// VirtualAlloc BP callback
static void cbVirtualAlloc() {
    mem_addr = Script::Register::GetCAX();
    // auto x = GetFunctionParameter(DbgGetProcessHandle(), UE_FUNCTION_STDCALL_RET, 2, UE_PARAMETER_DWORD);
    mem_size = DbgEval("arg.get(1)");

    _plugin_logprintf("[" PLUGIN_NAME "] VirtualAlloc addr: %x\n", mem_addr);
    _plugin_logprintf("[" PLUGIN_NAME "] VirtualAlloc size: %x\n", mem_size);

When reach the VirtualAlloc callback the allocated memory address would be stored at EAX/RAX, we can use the scriptapi register function GetCAX to read this value (remember x64dbg provides special registers for architecture-independent code).
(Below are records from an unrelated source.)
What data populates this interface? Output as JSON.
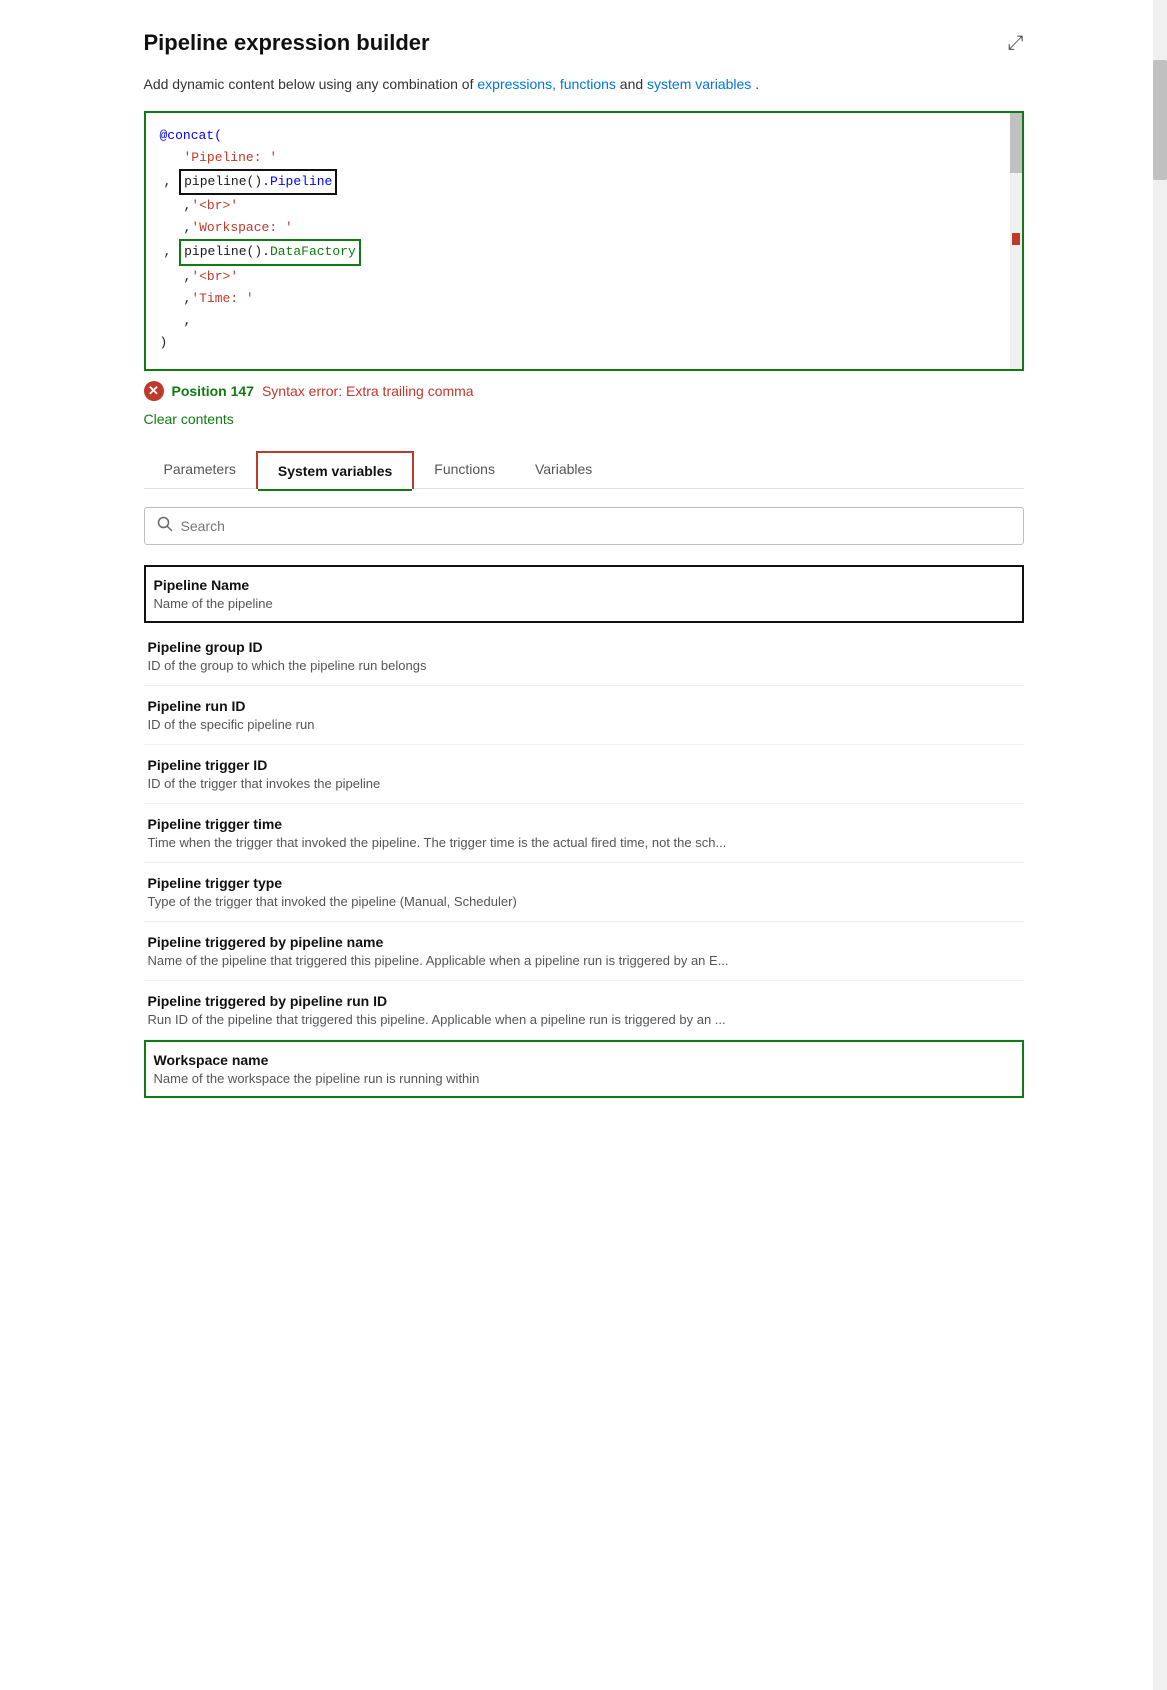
{
  "panel": {
    "title": "Pipeline expression builder",
    "expand_label": "⤢",
    "subtitle_text": "Add dynamic content below using any combination of ",
    "subtitle_link1": "expressions, functions",
    "subtitle_and": " and ",
    "subtitle_link2": "system variables",
    "subtitle_end": "."
  },
  "code_editor": {
    "lines": [
      "@concat(",
      "    'Pipeline: '",
      ",  pipeline().Pipeline",
      "    , '<br>'",
      "    , 'Workspace: '",
      ",  pipeline().DataFactory",
      "    , '<br>'",
      "    , 'Time: '",
      "    ,",
      ")"
    ]
  },
  "error": {
    "position_label": "Position 147",
    "message": "Syntax error: Extra trailing comma"
  },
  "clear_contents_label": "Clear contents",
  "tabs": [
    {
      "id": "parameters",
      "label": "Parameters",
      "active": false
    },
    {
      "id": "system_variables",
      "label": "System variables",
      "active": true
    },
    {
      "id": "functions",
      "label": "Functions",
      "active": false
    },
    {
      "id": "variables",
      "label": "Variables",
      "active": false
    }
  ],
  "search": {
    "placeholder": "Search"
  },
  "variables": [
    {
      "id": "pipeline_name",
      "name": "Pipeline Name",
      "description": "Name of the pipeline",
      "highlighted": "black"
    },
    {
      "id": "pipeline_group_id",
      "name": "Pipeline group ID",
      "description": "ID of the group to which the pipeline run belongs",
      "highlighted": ""
    },
    {
      "id": "pipeline_run_id",
      "name": "Pipeline run ID",
      "description": "ID of the specific pipeline run",
      "highlighted": ""
    },
    {
      "id": "pipeline_trigger_id",
      "name": "Pipeline trigger ID",
      "description": "ID of the trigger that invokes the pipeline",
      "highlighted": ""
    },
    {
      "id": "pipeline_trigger_time",
      "name": "Pipeline trigger time",
      "description": "Time when the trigger that invoked the pipeline. The trigger time is the actual fired time, not the sch...",
      "highlighted": ""
    },
    {
      "id": "pipeline_trigger_type",
      "name": "Pipeline trigger type",
      "description": "Type of the trigger that invoked the pipeline (Manual, Scheduler)",
      "highlighted": ""
    },
    {
      "id": "pipeline_triggered_by_name",
      "name": "Pipeline triggered by pipeline name",
      "description": "Name of the pipeline that triggered this pipeline. Applicable when a pipeline run is triggered by an E...",
      "highlighted": ""
    },
    {
      "id": "pipeline_triggered_by_run_id",
      "name": "Pipeline triggered by pipeline run ID",
      "description": "Run ID of the pipeline that triggered this pipeline. Applicable when a pipeline run is triggered by an ...",
      "highlighted": ""
    },
    {
      "id": "workspace_name",
      "name": "Workspace name",
      "description": "Name of the workspace the pipeline run is running within",
      "highlighted": "green"
    }
  ]
}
To get the memory size stored at the second argument we can use DbgEval to evaluate arg.get(1) command and get its result.

// VirtualProtect BP callback
static void cbVirtualProtect() {
    auto header = Script::Memory::ReadWord(mem_addr);
    // Check for MZ header
    if (header == 0x5a4d) {
        _plugin_logprintf("[" PLUGIN_NAME "] Found a PE file at addr: %x\n", mem_addr);

        // Build dumping path
        char path[MAX_PATH];
        sprintf(path, "%s\\memdump_%X_%zx_%zx.bin", getParentPath(path), DbgGetProcessId(), mem_addr, mem_size);

        // Dump payload to disk
        if (DumpMemory(DbgGetProcessHandle(), (LPVOID)mem_addr, mem_size, path))
            _plugin_logprintf("[" PLUGIN_NAME "] Dumped payload at %s\n", path);
            fail("Failed to dump the payload");

When we hit VirtualProtect we can read the first 2 bytes from the allocated memory address to check for the MZ header.

To build a dumping path similar to :memdump: from savedata command we need to get the current module path using GetMainModulePath, get the current process ID using DbgGetProcessId and append the memory address and size to them.

Finally to dump the payload to disk we can use DumpMemory passing it the current process handle using DbgGetProcessHandle, memory address, memory size and file path.

Trying our plugin

After building the plugin we need to move the plugin files which end with .dp32 or .dp64 depending on the build configuration to x64dbg\release\(x32|x64)\plugins.

To load the the plugin we can restart x64dbg and it will be loaded automatically or just use loadplugin command passing it the plugin name like this loadplugin EasyDump.

Finally we can run EasyDump (the command we registered in pluginInit) and watch the magic happen…again.


source code: https://github.com/N1ght-W0lf/EasyDump


Some notes from Duncan Ogilvie @mrexodia

As a general rule I’d avoid using the TitanEngine APIs directly. They can cause some weird scenarios where x64dbg doesn’t know about a breakpoint for example. Unfortunately the plugin API isn’t very strong on this front though, so it’s a lot more work to do the same…

Also something worth exploring is the C# scripting plugin: https://github.com/x64dbg/DotX64Dbg

And confusingly DbgCmdExec (queues a command asynchronously) causes a race condition in your example. Likely you want DbgCmdExecDirect instead (executed the implementation of the command directly)

Final words

The goal of this tutorial was to learn more about x64dbg not write the best dumping plugin :)

This tutorial wouldn’t be possible without the help of the official x64dbg docs and blog, you can check them out for more in depth info.

You can also find many cool x64dbg plugins here that can make your life easier.

Special thanks to @mrexodia (creator of x64dbg and many other projects) for his awesome work, you can support him here.

I hope you learned something new, until next time.